Patients with serious degenerative spinal disease, a painful condition in which the normal function of spinal vertebrae breaks down, are presented with what can be a confusing array of surgical options. A NewYork-Presbyterian Hospital/Weill Cornell Medical Center study looks at five spinal fusion approaches.
Spinal fusion is a "welding" process by which two or more of the vertebrae that make up the spinal column are fused together to heal into a single solid bone. The surgery eliminates motion between vertebrae segments, which may be desirable when motion is the cause of significant pain.
Investigators performed a meta-analysis of studies involving a total of 2,682 cases treated with five spinal fusion procedures: anterior cervical discectomy (ACD); ACDF (ACD and interbody fusion); ACDFP (ACDF and placement of an anterior plate); vertebral corpectomy; and corpectomy with placement of an anterior plate. All procedures involve a removal of the diseased disc; some involve the removal of part of the vertebra (corpectomy) and/or the placement of a stabilizing plate.

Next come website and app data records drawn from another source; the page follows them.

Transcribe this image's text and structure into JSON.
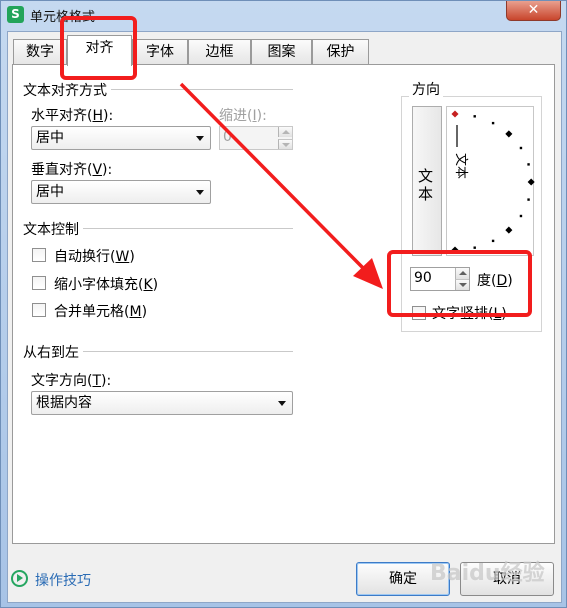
{
  "window": {
    "title": "单元格格式",
    "app_icon_letter": "S",
    "close_label": "✕"
  },
  "tabs": [
    {
      "label": "数字",
      "active": false
    },
    {
      "label": "对齐",
      "active": true
    },
    {
      "label": "字体",
      "active": false
    },
    {
      "label": "边框",
      "active": false
    },
    {
      "label": "图案",
      "active": false
    },
    {
      "label": "保护",
      "active": false
    }
  ],
  "text_alignment": {
    "group_title": "文本对齐方式",
    "horizontal_label_pre": "水平对齐(",
    "horizontal_label_key": "H",
    "horizontal_label_post": "):",
    "horizontal_value": "居中",
    "indent_label_pre": "缩进(",
    "indent_label_key": "I",
    "indent_label_post": "):",
    "indent_value": "0",
    "vertical_label_pre": "垂直对齐(",
    "vertical_label_key": "V",
    "vertical_label_post": "):",
    "vertical_value": "居中"
  },
  "text_control": {
    "group_title": "文本控制",
    "wrap_pre": "自动换行(",
    "wrap_key": "W",
    "wrap_post": ")",
    "shrink_pre": "缩小字体填充(",
    "shrink_key": "K",
    "shrink_post": ")",
    "merge_pre": "合并单元格(",
    "merge_key": "M",
    "merge_post": ")"
  },
  "rtl": {
    "group_title": "从右到左",
    "direction_label_pre": "文字方向(",
    "direction_label_key": "T",
    "direction_label_post": "):",
    "direction_value": "根据内容"
  },
  "orientation": {
    "group_title": "方向",
    "vertical_text_char1": "文",
    "vertical_text_char2": "本",
    "dial_text": "文本",
    "degrees_value": "90",
    "degrees_label_pre": "度(",
    "degrees_label_key": "D",
    "degrees_label_post": ")",
    "vertical_checkbox_pre": "文字竖排(",
    "vertical_checkbox_key": "L",
    "vertical_checkbox_post": ")"
  },
  "footer": {
    "tips_link": "操作技巧",
    "ok_label": "确定",
    "cancel_label": "取消"
  },
  "watermark": "Baidu经验",
  "colors": {
    "annotation_red": "#f21d1d",
    "link_blue": "#2b6cb5",
    "dial_marker_red": "#c62020"
  }
}
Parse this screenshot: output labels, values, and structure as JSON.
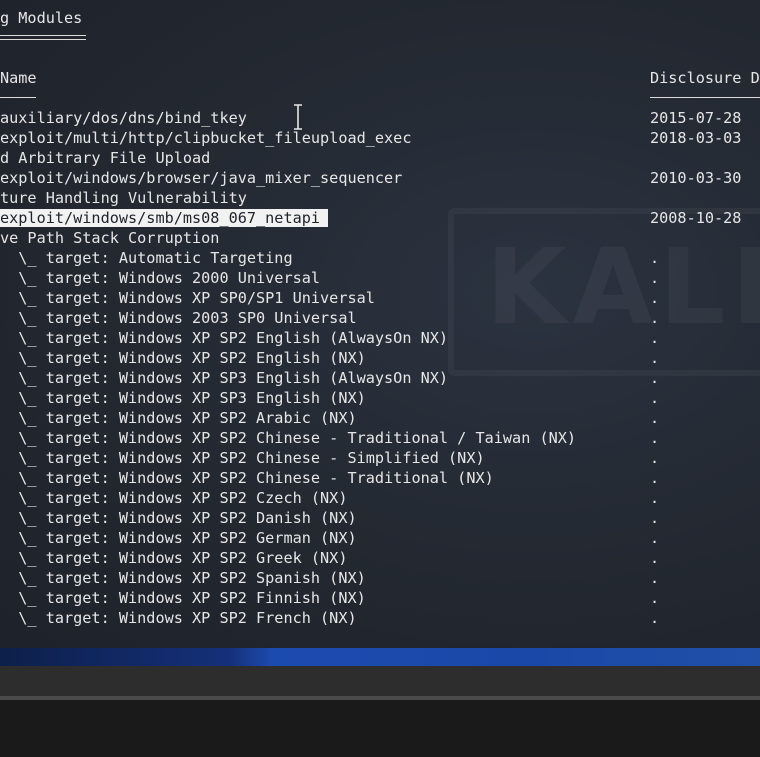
{
  "section_title": "g Modules",
  "headers": {
    "name": "Name",
    "disclosure": "Disclosure D"
  },
  "rows": [
    {
      "name": "auxiliary/dos/dns/bind_tkey",
      "date": "2015-07-28"
    },
    {
      "name": "exploit/multi/http/clipbucket_fileupload_exec",
      "date": "2018-03-03"
    },
    {
      "name": "d Arbitrary File Upload",
      "date": ""
    },
    {
      "name": "exploit/windows/browser/java_mixer_sequencer",
      "date": "2010-03-30"
    },
    {
      "name": "ture Handling Vulnerability",
      "date": ""
    },
    {
      "name": "exploit/windows/smb/ms08_067_netapi",
      "date": "2008-10-28"
    },
    {
      "name": "ve Path Stack Corruption",
      "date": ""
    },
    {
      "name": "  \\_ target: Automatic Targeting",
      "date": "."
    },
    {
      "name": "  \\_ target: Windows 2000 Universal",
      "date": "."
    },
    {
      "name": "  \\_ target: Windows XP SP0/SP1 Universal",
      "date": "."
    },
    {
      "name": "  \\_ target: Windows 2003 SP0 Universal",
      "date": "."
    },
    {
      "name": "  \\_ target: Windows XP SP2 English (AlwaysOn NX)",
      "date": "."
    },
    {
      "name": "  \\_ target: Windows XP SP2 English (NX)",
      "date": "."
    },
    {
      "name": "  \\_ target: Windows XP SP3 English (AlwaysOn NX)",
      "date": "."
    },
    {
      "name": "  \\_ target: Windows XP SP3 English (NX)",
      "date": "."
    },
    {
      "name": "  \\_ target: Windows XP SP2 Arabic (NX)",
      "date": "."
    },
    {
      "name": "  \\_ target: Windows XP SP2 Chinese - Traditional / Taiwan (NX)",
      "date": "."
    },
    {
      "name": "  \\_ target: Windows XP SP2 Chinese - Simplified (NX)",
      "date": "."
    },
    {
      "name": "  \\_ target: Windows XP SP2 Chinese - Traditional (NX)",
      "date": "."
    },
    {
      "name": "  \\_ target: Windows XP SP2 Czech (NX)",
      "date": "."
    },
    {
      "name": "  \\_ target: Windows XP SP2 Danish (NX)",
      "date": "."
    },
    {
      "name": "  \\_ target: Windows XP SP2 German (NX)",
      "date": "."
    },
    {
      "name": "  \\_ target: Windows XP SP2 Greek (NX)",
      "date": "."
    },
    {
      "name": "  \\_ target: Windows XP SP2 Spanish (NX)",
      "date": "."
    },
    {
      "name": "  \\_ target: Windows XP SP2 Finnish (NX)",
      "date": "."
    },
    {
      "name": "  \\_ target: Windows XP SP2 French (NX)",
      "date": "."
    }
  ],
  "highlighted_row": 5,
  "watermark": "KALI",
  "colors": {
    "terminal_bg": "#232831",
    "text": "#e6e6e6",
    "highlight_bg": "#f2f2f2",
    "taskbar": "#2d2d2d"
  }
}
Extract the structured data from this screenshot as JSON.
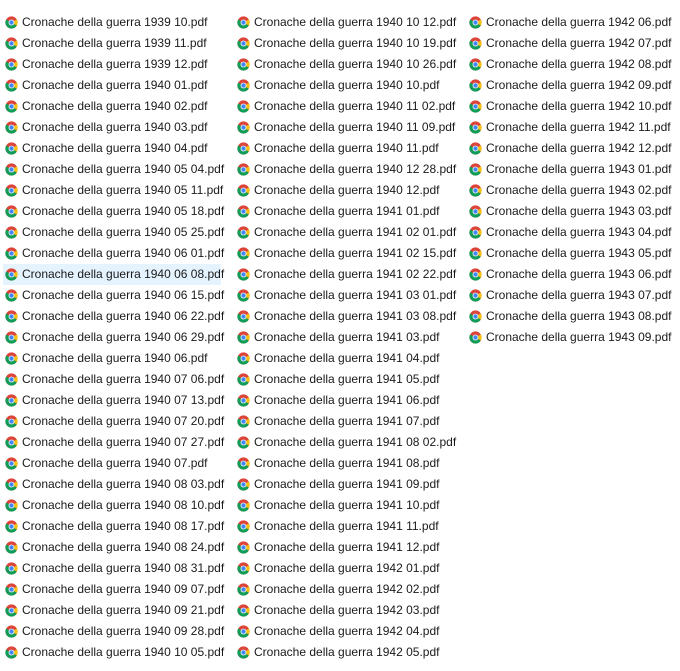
{
  "icon": "chrome-pdf-icon",
  "selected_index": 12,
  "colors": {
    "selection": "#e5f3ff",
    "chrome_red": "#db4437",
    "chrome_yellow": "#f4c20d",
    "chrome_green": "#0f9d58",
    "chrome_blue": "#4285f4"
  },
  "files": [
    "Cronache della guerra 1939 10.pdf",
    "Cronache della guerra 1939 11.pdf",
    "Cronache della guerra 1939 12.pdf",
    "Cronache della guerra 1940 01.pdf",
    "Cronache della guerra 1940 02.pdf",
    "Cronache della guerra 1940 03.pdf",
    "Cronache della guerra 1940 04.pdf",
    "Cronache della guerra 1940 05 04.pdf",
    "Cronache della guerra 1940 05 11.pdf",
    "Cronache della guerra 1940 05 18.pdf",
    "Cronache della guerra 1940 05 25.pdf",
    "Cronache della guerra 1940 06 01.pdf",
    "Cronache della guerra 1940 06 08.pdf",
    "Cronache della guerra 1940 06 15.pdf",
    "Cronache della guerra 1940 06 22.pdf",
    "Cronache della guerra 1940 06 29.pdf",
    "Cronache della guerra 1940 06.pdf",
    "Cronache della guerra 1940 07 06.pdf",
    "Cronache della guerra 1940 07 13.pdf",
    "Cronache della guerra 1940 07 20.pdf",
    "Cronache della guerra 1940 07 27.pdf",
    "Cronache della guerra 1940 07.pdf",
    "Cronache della guerra 1940 08 03.pdf",
    "Cronache della guerra 1940 08 10.pdf",
    "Cronache della guerra 1940 08 17.pdf",
    "Cronache della guerra 1940 08 24.pdf",
    "Cronache della guerra 1940 08 31.pdf",
    "Cronache della guerra 1940 09 07.pdf",
    "Cronache della guerra 1940 09 21.pdf",
    "Cronache della guerra 1940 09 28.pdf",
    "Cronache della guerra 1940 10 05.pdf",
    "Cronache della guerra 1940 10 12.pdf",
    "Cronache della guerra 1940 10 19.pdf",
    "Cronache della guerra 1940 10 26.pdf",
    "Cronache della guerra 1940 10.pdf",
    "Cronache della guerra 1940 11 02.pdf",
    "Cronache della guerra 1940 11 09.pdf",
    "Cronache della guerra 1940 11.pdf",
    "Cronache della guerra 1940 12 28.pdf",
    "Cronache della guerra 1940 12.pdf",
    "Cronache della guerra 1941 01.pdf",
    "Cronache della guerra 1941 02 01.pdf",
    "Cronache della guerra 1941 02 15.pdf",
    "Cronache della guerra 1941 02 22.pdf",
    "Cronache della guerra 1941 03 01.pdf",
    "Cronache della guerra 1941 03 08.pdf",
    "Cronache della guerra 1941 03.pdf",
    "Cronache della guerra 1941 04.pdf",
    "Cronache della guerra 1941 05.pdf",
    "Cronache della guerra 1941 06.pdf",
    "Cronache della guerra 1941 07.pdf",
    "Cronache della guerra 1941 08 02.pdf",
    "Cronache della guerra 1941 08.pdf",
    "Cronache della guerra 1941 09.pdf",
    "Cronache della guerra 1941 10.pdf",
    "Cronache della guerra 1941 11.pdf",
    "Cronache della guerra 1941 12.pdf",
    "Cronache della guerra 1942 01.pdf",
    "Cronache della guerra 1942 02.pdf",
    "Cronache della guerra 1942 03.pdf",
    "Cronache della guerra 1942 04.pdf",
    "Cronache della guerra 1942 05.pdf",
    "Cronache della guerra 1942 06.pdf",
    "Cronache della guerra 1942 07.pdf",
    "Cronache della guerra 1942 08.pdf",
    "Cronache della guerra 1942 09.pdf",
    "Cronache della guerra 1942 10.pdf",
    "Cronache della guerra 1942 11.pdf",
    "Cronache della guerra 1942 12.pdf",
    "Cronache della guerra 1943 01.pdf",
    "Cronache della guerra 1943 02.pdf",
    "Cronache della guerra 1943 03.pdf",
    "Cronache della guerra 1943 04.pdf",
    "Cronache della guerra 1943 05.pdf",
    "Cronache della guerra 1943 06.pdf",
    "Cronache della guerra 1943 07.pdf",
    "Cronache della guerra 1943 08.pdf",
    "Cronache della guerra 1943 09.pdf"
  ]
}
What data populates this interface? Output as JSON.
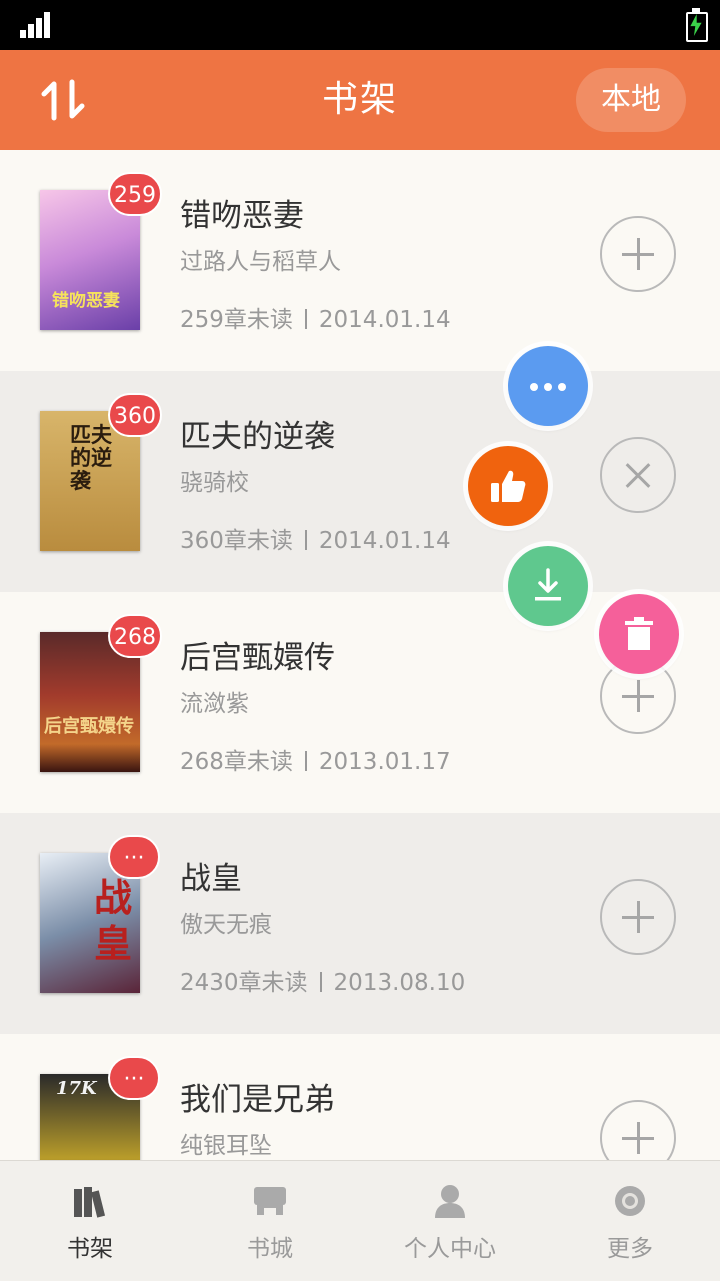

For single-disc-level procedures, the most common, the fusion rate was 97.1 percent (329 cases) for ACDFP, compared to 84.9 percent (1,134 cases) for ACD and 92.1 percent (62 cases) for ACDF.
The study also found that for two-disc-level disease, there was no significant difference between ACD with a plate system or corpectomy with a plate system. For three-disc-level disease, however, the evidence suggests that corpectomy with plate placement is associated with higher fusion rates than discectomy with plate placement (ACDFP).
MEDICA.de; Source: NewYork-Presbyterian Hospital